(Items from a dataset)

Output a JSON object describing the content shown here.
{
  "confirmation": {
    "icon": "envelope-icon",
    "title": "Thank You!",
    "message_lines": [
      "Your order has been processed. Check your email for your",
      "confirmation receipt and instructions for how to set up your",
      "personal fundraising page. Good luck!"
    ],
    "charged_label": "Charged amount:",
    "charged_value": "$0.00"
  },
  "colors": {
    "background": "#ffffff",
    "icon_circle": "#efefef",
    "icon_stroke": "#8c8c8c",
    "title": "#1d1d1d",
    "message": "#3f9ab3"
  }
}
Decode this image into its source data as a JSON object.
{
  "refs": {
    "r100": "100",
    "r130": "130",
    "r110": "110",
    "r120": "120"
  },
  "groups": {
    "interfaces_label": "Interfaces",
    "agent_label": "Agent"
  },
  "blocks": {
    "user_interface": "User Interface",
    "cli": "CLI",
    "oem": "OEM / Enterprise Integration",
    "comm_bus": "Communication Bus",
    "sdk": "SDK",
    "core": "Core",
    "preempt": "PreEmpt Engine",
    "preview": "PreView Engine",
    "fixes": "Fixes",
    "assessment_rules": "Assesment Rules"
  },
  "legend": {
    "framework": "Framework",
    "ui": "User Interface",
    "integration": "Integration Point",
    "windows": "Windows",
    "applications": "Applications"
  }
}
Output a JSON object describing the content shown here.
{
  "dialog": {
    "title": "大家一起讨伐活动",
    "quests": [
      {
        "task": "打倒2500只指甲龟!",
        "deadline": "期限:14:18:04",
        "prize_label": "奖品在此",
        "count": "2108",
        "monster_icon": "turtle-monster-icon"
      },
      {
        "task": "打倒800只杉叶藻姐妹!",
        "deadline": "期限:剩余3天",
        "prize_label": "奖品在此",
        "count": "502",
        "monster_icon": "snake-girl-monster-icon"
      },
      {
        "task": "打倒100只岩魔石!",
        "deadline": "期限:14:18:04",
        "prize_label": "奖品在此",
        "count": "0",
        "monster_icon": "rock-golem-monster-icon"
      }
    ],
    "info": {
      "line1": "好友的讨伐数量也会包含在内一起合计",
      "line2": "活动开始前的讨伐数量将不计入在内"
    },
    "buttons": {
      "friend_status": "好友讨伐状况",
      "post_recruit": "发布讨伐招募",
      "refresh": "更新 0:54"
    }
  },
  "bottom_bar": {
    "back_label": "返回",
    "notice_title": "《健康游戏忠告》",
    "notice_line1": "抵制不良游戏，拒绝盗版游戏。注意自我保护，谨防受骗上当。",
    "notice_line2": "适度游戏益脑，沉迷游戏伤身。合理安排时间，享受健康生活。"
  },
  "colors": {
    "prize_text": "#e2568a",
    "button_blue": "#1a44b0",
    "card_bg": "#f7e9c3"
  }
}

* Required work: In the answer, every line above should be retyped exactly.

* Answer to the problem:
Output a JSON object describing the content shown here.
{
  "confirmation": {
    "icon": "envelope-icon",
    "title": "Thank You!",
    "message_lines": [
      "Your order has been processed. Check your email for your",
      "confirmation receipt and instructions for how to set up your",
      "personal fundraising page. Good luck!"
    ],
    "charged_label": "Charged amount:",
    "charged_value": "$0.00"
  },
  "colors": {
    "background": "#ffffff",
    "icon_circle": "#efefef",
    "icon_stroke": "#8c8c8c",
    "title": "#1d1d1d",
    "message": "#3f9ab3"
  }
}
Decode this image into its source data as a JSON object.
{
  "refs": {
    "r100": "100",
    "r130": "130",
    "r110": "110",
    "r120": "120"
  },
  "groups": {
    "interfaces_label": "Interfaces",
    "agent_label": "Agent"
  },
  "blocks": {
    "user_interface": "User Interface",
    "cli": "CLI",
    "oem": "OEM / Enterprise Integration",
    "comm_bus": "Communication Bus",
    "sdk": "SDK",
    "core": "Core",
    "preempt": "PreEmpt Engine",
    "preview": "PreView Engine",
    "fixes": "Fixes",
    "assessment_rules": "Assesment Rules"
  },
  "legend": {
    "framework": "Framework",
    "ui": "User Interface",
    "integration": "Integration Point",
    "windows": "Windows",
    "applications": "Applications"
  }
}
Output a JSON object describing the content shown here.
{
  "dialog": {
    "title": "大家一起讨伐活动",
    "quests": [
      {
        "task": "打倒2500只指甲龟!",
        "deadline": "期限:14:18:04",
        "prize_label": "奖品在此",
        "count": "2108",
        "monster_icon": "turtle-monster-icon"
      },
      {
        "task": "打倒800只杉叶藻姐妹!",
        "deadline": "期限:剩余3天",
        "prize_label": "奖品在此",
        "count": "502",
        "monster_icon": "snake-girl-monster-icon"
      },
      {
        "task": "打倒100只岩魔石!",
        "deadline": "期限:14:18:04",
        "prize_label": "奖品在此",
        "count": "0",
        "monster_icon": "rock-golem-monster-icon"
      }
    ],
    "info": {
      "line1": "好友的讨伐数量也会包含在内一起合计",
      "line2": "活动开始前的讨伐数量将不计入在内"
    },
    "buttons": {
      "friend_status": "好友讨伐状况",
      "post_recruit": "发布讨伐招募",
      "refresh": "更新 0:54"
    }
  },
  "bottom_bar": {
    "back_label": "返回",
    "notice_title": "《健康游戏忠告》",
    "notice_line1": "抵制不良游戏，拒绝盗版游戏。注意自我保护，谨防受骗上当。",
    "notice_line2": "适度游戏益脑，沉迷游戏伤身。合理安排时间，享受健康生活。"
  },
  "colors": {
    "prize_text": "#e2568a",
    "button_blue": "#1a44b0",
    "card_bg": "#f7e9c3"
  }
}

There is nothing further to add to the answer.